** Instructions to follow **
Would you print out all of the data exactly and keep the pictures out of it?

** Extracted material **
---------------
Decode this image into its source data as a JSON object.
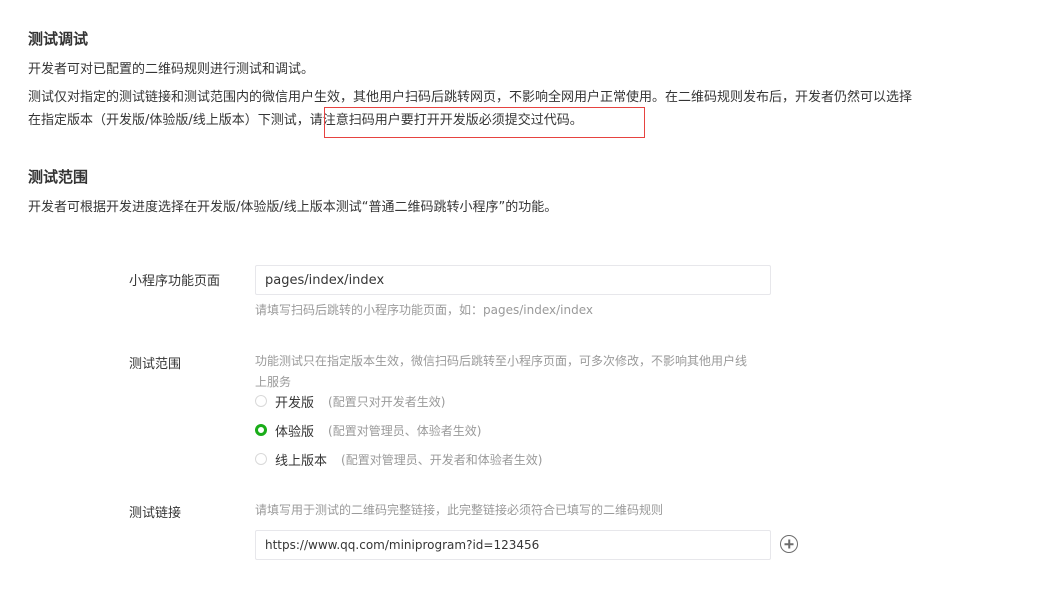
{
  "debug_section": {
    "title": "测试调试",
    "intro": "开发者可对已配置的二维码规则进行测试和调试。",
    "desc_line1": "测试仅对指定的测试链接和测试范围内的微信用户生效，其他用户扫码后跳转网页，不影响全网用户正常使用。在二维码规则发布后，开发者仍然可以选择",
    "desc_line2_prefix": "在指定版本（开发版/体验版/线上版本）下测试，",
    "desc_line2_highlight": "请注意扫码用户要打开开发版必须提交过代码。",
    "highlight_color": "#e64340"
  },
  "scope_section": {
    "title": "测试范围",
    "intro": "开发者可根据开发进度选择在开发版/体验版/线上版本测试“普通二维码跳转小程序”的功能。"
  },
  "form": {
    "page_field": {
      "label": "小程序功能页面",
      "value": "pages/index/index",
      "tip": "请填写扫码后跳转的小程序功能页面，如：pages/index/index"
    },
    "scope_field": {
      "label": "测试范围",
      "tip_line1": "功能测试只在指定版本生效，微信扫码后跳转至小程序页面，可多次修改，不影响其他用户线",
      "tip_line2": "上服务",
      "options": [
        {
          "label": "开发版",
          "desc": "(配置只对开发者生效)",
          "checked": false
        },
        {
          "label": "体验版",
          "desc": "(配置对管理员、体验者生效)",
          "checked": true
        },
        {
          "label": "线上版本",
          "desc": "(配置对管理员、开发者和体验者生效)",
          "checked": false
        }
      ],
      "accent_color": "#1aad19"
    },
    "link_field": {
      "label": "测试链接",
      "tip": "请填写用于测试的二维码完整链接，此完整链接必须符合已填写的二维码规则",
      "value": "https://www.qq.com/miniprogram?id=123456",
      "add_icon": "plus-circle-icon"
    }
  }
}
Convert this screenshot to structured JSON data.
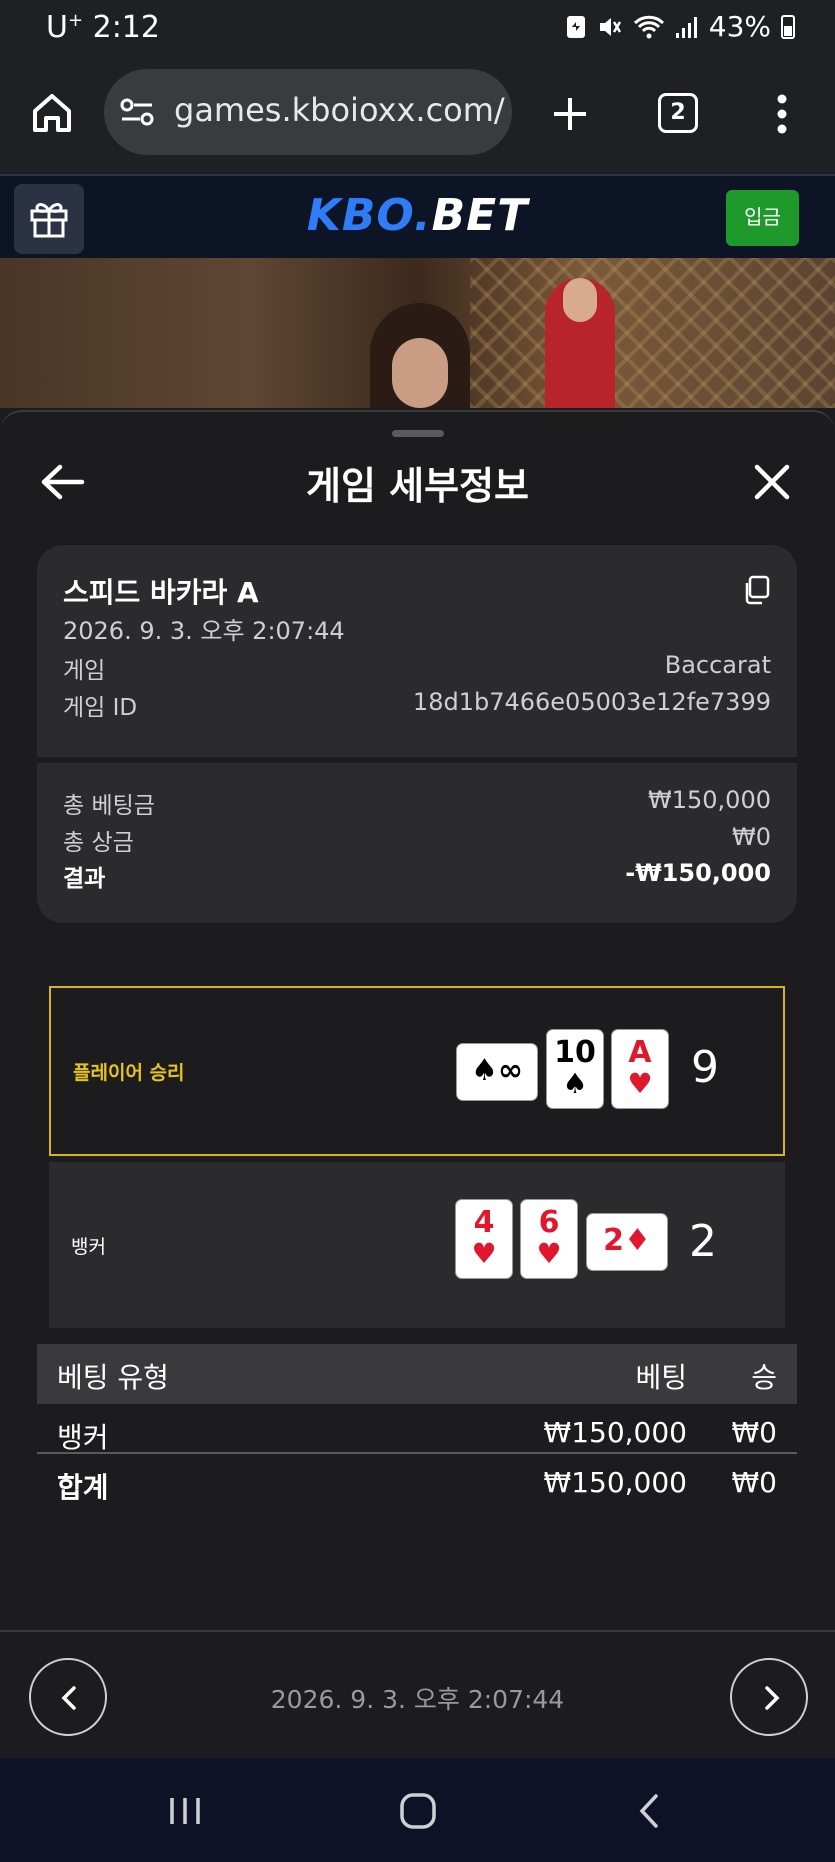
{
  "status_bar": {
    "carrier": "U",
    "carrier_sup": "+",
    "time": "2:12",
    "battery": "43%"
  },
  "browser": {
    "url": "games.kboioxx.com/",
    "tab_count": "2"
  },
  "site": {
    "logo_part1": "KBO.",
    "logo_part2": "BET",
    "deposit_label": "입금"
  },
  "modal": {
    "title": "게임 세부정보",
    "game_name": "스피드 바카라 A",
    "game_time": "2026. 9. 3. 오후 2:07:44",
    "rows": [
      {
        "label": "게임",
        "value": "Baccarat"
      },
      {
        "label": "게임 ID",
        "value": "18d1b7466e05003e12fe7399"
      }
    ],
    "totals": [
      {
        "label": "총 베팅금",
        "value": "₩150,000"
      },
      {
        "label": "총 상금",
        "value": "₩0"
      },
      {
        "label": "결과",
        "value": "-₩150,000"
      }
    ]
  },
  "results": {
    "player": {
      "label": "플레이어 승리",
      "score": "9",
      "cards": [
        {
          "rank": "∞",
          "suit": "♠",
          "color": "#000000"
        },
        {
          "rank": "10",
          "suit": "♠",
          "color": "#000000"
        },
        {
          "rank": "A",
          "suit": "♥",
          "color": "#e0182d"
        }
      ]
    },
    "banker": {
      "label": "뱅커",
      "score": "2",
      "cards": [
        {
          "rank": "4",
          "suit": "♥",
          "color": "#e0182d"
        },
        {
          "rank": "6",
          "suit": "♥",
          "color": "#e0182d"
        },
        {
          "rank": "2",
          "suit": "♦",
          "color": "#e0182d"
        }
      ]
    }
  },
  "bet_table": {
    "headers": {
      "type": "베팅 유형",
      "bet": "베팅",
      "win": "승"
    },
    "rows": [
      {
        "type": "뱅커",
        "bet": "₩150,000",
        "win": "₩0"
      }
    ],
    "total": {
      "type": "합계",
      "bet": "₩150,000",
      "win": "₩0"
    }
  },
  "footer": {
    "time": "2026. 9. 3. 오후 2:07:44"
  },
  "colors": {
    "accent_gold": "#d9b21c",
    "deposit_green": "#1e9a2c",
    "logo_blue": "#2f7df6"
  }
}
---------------
** Problem solution **
Decode this image into its source data as a JSON object.
{
  "debug_section": {
    "title": "测试调试",
    "intro": "开发者可对已配置的二维码规则进行测试和调试。",
    "desc_line1": "测试仅对指定的测试链接和测试范围内的微信用户生效，其他用户扫码后跳转网页，不影响全网用户正常使用。在二维码规则发布后，开发者仍然可以选择",
    "desc_line2_prefix": "在指定版本（开发版/体验版/线上版本）下测试，",
    "desc_line2_highlight": "请注意扫码用户要打开开发版必须提交过代码。",
    "highlight_color": "#e64340"
  },
  "scope_section": {
    "title": "测试范围",
    "intro": "开发者可根据开发进度选择在开发版/体验版/线上版本测试“普通二维码跳转小程序”的功能。"
  },
  "form": {
    "page_field": {
      "label": "小程序功能页面",
      "value": "pages/index/index",
      "tip": "请填写扫码后跳转的小程序功能页面，如：pages/index/index"
    },
    "scope_field": {
      "label": "测试范围",
      "tip_line1": "功能测试只在指定版本生效，微信扫码后跳转至小程序页面，可多次修改，不影响其他用户线",
      "tip_line2": "上服务",
      "options": [
        {
          "label": "开发版",
          "desc": "(配置只对开发者生效)",
          "checked": false
        },
        {
          "label": "体验版",
          "desc": "(配置对管理员、体验者生效)",
          "checked": true
        },
        {
          "label": "线上版本",
          "desc": "(配置对管理员、开发者和体验者生效)",
          "checked": false
        }
      ],
      "accent_color": "#1aad19"
    },
    "link_field": {
      "label": "测试链接",
      "tip": "请填写用于测试的二维码完整链接，此完整链接必须符合已填写的二维码规则",
      "value": "https://www.qq.com/miniprogram?id=123456",
      "add_icon": "plus-circle-icon"
    }
  }
}
Convert this screenshot to structured JSON data.
{
  "status_bar": {
    "carrier": "U",
    "carrier_sup": "+",
    "time": "2:12",
    "battery": "43%"
  },
  "browser": {
    "url": "games.kboioxx.com/",
    "tab_count": "2"
  },
  "site": {
    "logo_part1": "KBO.",
    "logo_part2": "BET",
    "deposit_label": "입금"
  },
  "modal": {
    "title": "게임 세부정보",
    "game_name": "스피드 바카라 A",
    "game_time": "2026. 9. 3. 오후 2:07:44",
    "rows": [
      {
        "label": "게임",
        "value": "Baccarat"
      },
      {
        "label": "게임 ID",
        "value": "18d1b7466e05003e12fe7399"
      }
    ],
    "totals": [
      {
        "label": "총 베팅금",
        "value": "₩150,000"
      },
      {
        "label": "총 상금",
        "value": "₩0"
      },
      {
        "label": "결과",
        "value": "-₩150,000"
      }
    ]
  },
  "results": {
    "player": {
      "label": "플레이어 승리",
      "score": "9",
      "cards": [
        {
          "rank": "∞",
          "suit": "♠",
          "color": "#000000"
        },
        {
          "rank": "10",
          "suit": "♠",
          "color": "#000000"
        },
        {
          "rank": "A",
          "suit": "♥",
          "color": "#e0182d"
        }
      ]
    },
    "banker": {
      "label": "뱅커",
      "score": "2",
      "cards": [
        {
          "rank": "4",
          "suit": "♥",
          "color": "#e0182d"
        },
        {
          "rank": "6",
          "suit": "♥",
          "color": "#e0182d"
        },
        {
          "rank": "2",
          "suit": "♦",
          "color": "#e0182d"
        }
      ]
    }
  },
  "bet_table": {
    "headers": {
      "type": "베팅 유형",
      "bet": "베팅",
      "win": "승"
    },
    "rows": [
      {
        "type": "뱅커",
        "bet": "₩150,000",
        "win": "₩0"
      }
    ],
    "total": {
      "type": "합계",
      "bet": "₩150,000",
      "win": "₩0"
    }
  },
  "footer": {
    "time": "2026. 9. 3. 오후 2:07:44"
  },
  "colors": {
    "accent_gold": "#d9b21c",
    "deposit_green": "#1e9a2c",
    "logo_blue": "#2f7df6"
  }
}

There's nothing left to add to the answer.